“What the government doesn’t realize is that these people knew what they were getting into. They just thought that these housing prices were going to keep going up and up,” Mr. Roach said. “A bailout sets such a bad precedent. You’re encouraging bad behavior.”
Mr. Roach is one of many questioning the government’s role in repairing the mortgage mess even as various federal and local plans try to stave off a potential deluge of foreclosures. Some states and counties are using bond sales or fees collected from late payment of property taxes to help homeowners refinance into traditional fixed-rate loans; the federal government is considering giving money to agencies that counsel delinquent borrowers.
Most of the troubles in the mortgage market are the result of adjustable-rate mortgages, or ARMs, which often feature very low introductory interest rates. Once the rate adjusts after two or three years, many homeowners can’t meet their monthly payments.
Nearly 2 million homeowners have ARMs that will adjust higher by the end of next year. Of those, the Federal Housing Administration (FHA) estimates 500,000 could go into foreclosure.
On Aug. 31, Mr. Bush offered a set of modest plans, including proposals to make it easier to refinance ARMs through the FHA and to temporarily relieve homeowners of taxes on forgiven mortgage debt.
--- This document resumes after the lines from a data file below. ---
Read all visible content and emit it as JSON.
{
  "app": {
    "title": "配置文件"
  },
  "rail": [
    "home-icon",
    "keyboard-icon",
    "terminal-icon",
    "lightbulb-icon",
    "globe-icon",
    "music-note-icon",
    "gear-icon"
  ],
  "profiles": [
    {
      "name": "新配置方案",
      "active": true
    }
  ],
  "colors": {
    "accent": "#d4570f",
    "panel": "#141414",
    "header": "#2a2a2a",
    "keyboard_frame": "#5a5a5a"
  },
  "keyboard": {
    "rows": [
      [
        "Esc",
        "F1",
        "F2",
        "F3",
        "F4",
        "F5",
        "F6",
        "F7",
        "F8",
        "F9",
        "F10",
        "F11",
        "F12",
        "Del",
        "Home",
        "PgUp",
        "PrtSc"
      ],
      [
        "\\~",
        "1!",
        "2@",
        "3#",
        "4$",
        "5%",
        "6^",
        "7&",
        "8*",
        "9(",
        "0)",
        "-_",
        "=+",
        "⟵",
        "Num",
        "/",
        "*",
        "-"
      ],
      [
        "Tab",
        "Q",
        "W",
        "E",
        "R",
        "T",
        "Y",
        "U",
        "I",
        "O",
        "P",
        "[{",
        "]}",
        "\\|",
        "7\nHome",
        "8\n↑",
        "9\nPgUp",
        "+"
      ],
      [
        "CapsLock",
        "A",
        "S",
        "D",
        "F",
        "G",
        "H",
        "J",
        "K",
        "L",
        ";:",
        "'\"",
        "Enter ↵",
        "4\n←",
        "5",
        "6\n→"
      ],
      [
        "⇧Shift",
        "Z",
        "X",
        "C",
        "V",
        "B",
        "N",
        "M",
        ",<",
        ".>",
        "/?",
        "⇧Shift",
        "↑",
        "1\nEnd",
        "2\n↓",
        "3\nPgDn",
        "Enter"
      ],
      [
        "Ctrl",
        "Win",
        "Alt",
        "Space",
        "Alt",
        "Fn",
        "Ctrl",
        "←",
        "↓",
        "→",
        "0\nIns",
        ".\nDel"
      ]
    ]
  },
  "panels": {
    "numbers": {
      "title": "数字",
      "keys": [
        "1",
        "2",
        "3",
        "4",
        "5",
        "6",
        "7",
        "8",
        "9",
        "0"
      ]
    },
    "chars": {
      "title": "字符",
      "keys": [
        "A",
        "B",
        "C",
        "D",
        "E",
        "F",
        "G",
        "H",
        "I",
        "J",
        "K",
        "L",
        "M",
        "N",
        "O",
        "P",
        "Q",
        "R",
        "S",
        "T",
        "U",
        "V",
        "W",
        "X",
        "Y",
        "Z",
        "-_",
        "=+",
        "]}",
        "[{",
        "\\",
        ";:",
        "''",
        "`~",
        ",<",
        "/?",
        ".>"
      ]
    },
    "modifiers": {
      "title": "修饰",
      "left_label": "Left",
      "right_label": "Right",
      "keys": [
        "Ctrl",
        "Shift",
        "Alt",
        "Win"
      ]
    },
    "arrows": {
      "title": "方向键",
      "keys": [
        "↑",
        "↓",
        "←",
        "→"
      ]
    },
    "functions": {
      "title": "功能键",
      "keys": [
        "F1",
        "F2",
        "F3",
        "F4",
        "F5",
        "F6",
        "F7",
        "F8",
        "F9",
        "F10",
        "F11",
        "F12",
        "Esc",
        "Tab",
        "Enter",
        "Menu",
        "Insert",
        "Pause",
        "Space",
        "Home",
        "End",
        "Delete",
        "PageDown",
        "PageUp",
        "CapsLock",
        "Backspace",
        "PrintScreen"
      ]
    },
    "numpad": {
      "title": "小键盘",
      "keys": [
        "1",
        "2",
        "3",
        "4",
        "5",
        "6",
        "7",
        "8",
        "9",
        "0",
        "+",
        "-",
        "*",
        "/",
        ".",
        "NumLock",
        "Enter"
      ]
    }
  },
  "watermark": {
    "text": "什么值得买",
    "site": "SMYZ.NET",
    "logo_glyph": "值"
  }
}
Congress is set to vote this month on funding for the departments of Transportation and Housing and Urban Development, which includes $100 million earmarked for nonprofit housing groups to help homeowners refinance.
Some state and local governments already have stepped in with more comprehensive efforts.
In July, the Pennsylvania Housing Finance Agency introduced a loan program that helps homeowners switch to traditional 30-year fixed-rate mortgages at lower interest rates. The housing agency will buy the loans from lenders, financed by selling municipal bonds in blocks of $25 million, said Brian Hudson, executive director of the housing agency.
Also in July, Massachusetts Gov. Deval Patrick and the state’s agency for affordable housing announced plans to curb rising foreclosures by raising cash through bond sales. The bonds will cover a portion of a $250 million fund to help struggling borrowers refinance.
The bulk of the fund is provided by Fannie Mae, the federally sponsored buyer of home mortgages, which has an interest in avoiding foreclosures, as do all the companies that securitized these loans.
Moral lessons aside, some economists argue that targeted help from the government might be necessary in the current environment.
“People should be held responsible for their actions, but you need to balance that with the idea that an important role for the government is to protect people against events that are somewhat out of their control,” said Doug Elmendorf, an economist at the Brookings Institution.
Others say the government needs to back off and let the market work itself out.
Jim Gaines, a research economist at the Real Estate Center at Texas A&M University, thinks a hands-off approach — other than policing for fraud and predatory lending — is needed from the government.
“I don’t know whether it’s the government’s role to protect people from themselves,” he said.
Mr. Gaines pointed out that the market probably will clean up the mess faster than the government because “they’re the ones that have money on the table.”
Already, lenders — which have been criticized for allowing loose underwriting standards to create these toxic mortgages — are working overtime to rework mortgages for struggling borrowers.
Some lenders, such as Wells Fargo Home Mortgage, are contacting borrowers six months before their interest rate resets to evaluate whether they can manage a higher payment. If not, the lender will modify their loans.
Mr. Roach, the creator of the anti-bailout petition, is a fan of such loan modifications — as long as lenders do it on their own dime.
“They put people in those loans,” he said, “and they should be the ones to help them out.”